* _EXERCISE DESCRIPTION_
Using the material below, copy every line where "auth" appears.

* _MATERIAL SHOWN_
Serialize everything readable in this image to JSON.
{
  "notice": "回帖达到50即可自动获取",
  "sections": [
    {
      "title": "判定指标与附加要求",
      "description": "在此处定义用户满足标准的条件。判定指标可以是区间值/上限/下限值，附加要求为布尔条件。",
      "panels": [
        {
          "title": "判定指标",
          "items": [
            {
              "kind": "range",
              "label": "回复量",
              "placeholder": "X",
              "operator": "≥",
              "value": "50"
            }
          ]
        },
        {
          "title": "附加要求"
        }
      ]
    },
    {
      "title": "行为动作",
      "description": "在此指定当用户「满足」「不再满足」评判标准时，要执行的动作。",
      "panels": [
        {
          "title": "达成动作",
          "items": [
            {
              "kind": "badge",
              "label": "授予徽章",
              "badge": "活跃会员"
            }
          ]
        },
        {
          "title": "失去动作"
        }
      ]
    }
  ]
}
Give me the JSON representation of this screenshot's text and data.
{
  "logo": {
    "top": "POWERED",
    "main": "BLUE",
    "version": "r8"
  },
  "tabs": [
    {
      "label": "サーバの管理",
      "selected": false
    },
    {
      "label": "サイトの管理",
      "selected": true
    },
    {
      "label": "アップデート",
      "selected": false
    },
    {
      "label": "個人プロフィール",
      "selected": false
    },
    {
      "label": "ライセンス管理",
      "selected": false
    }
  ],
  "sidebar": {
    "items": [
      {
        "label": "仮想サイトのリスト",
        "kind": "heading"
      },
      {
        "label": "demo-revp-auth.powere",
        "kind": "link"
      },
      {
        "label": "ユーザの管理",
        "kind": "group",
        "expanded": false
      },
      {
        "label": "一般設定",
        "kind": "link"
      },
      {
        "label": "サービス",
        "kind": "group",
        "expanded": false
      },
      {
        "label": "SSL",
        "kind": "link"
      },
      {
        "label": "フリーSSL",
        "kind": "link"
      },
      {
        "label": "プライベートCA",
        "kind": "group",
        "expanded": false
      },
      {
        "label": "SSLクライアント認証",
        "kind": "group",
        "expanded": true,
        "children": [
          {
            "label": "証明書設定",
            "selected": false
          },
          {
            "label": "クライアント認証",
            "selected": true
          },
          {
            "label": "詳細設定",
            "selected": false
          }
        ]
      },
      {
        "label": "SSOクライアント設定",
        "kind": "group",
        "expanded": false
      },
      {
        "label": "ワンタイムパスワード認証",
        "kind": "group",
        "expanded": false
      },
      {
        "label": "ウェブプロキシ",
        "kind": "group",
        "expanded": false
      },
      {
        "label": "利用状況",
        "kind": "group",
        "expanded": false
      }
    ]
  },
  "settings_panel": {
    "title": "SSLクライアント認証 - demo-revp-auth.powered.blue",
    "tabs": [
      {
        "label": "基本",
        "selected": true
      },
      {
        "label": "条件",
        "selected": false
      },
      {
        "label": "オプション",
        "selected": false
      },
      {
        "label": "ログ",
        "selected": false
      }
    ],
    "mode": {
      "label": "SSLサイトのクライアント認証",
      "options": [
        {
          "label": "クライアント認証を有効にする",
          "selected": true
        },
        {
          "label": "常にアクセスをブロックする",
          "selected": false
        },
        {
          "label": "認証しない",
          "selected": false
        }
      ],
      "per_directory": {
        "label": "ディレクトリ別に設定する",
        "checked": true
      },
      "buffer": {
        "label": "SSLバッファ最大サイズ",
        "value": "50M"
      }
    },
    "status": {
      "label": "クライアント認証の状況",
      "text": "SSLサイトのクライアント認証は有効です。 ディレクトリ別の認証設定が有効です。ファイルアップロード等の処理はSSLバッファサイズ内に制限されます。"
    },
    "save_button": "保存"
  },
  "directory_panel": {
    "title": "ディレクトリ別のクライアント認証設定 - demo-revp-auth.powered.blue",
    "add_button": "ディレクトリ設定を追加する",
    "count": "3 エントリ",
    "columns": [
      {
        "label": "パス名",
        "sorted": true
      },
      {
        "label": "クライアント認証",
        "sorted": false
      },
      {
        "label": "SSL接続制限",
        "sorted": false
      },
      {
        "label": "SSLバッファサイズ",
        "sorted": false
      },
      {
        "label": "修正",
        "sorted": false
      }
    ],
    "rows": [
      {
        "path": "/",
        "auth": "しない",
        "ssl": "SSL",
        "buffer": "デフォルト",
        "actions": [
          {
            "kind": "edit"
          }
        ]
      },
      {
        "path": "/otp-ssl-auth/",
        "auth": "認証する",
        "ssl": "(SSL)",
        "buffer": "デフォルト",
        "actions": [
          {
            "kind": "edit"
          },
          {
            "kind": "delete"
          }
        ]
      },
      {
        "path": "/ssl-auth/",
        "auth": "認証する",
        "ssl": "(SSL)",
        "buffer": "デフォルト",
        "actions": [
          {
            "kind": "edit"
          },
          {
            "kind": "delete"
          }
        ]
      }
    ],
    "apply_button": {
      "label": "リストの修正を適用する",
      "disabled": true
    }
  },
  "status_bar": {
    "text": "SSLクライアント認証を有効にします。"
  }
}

* _SOLUTION FOR THIS TASK_
        "label": "demo-revp-auth.powere",
    "title": "SSLクライアント認証 - demo-revp-auth.powered.blue",
    "title": "ディレクトリ別のクライアント認証設定 - demo-revp-auth.powered.blue",
        "auth": "しない",
        "path": "/otp-ssl-auth/",
        "auth": "認証する",
        "path": "/ssl-auth/",
        "auth": "認証する",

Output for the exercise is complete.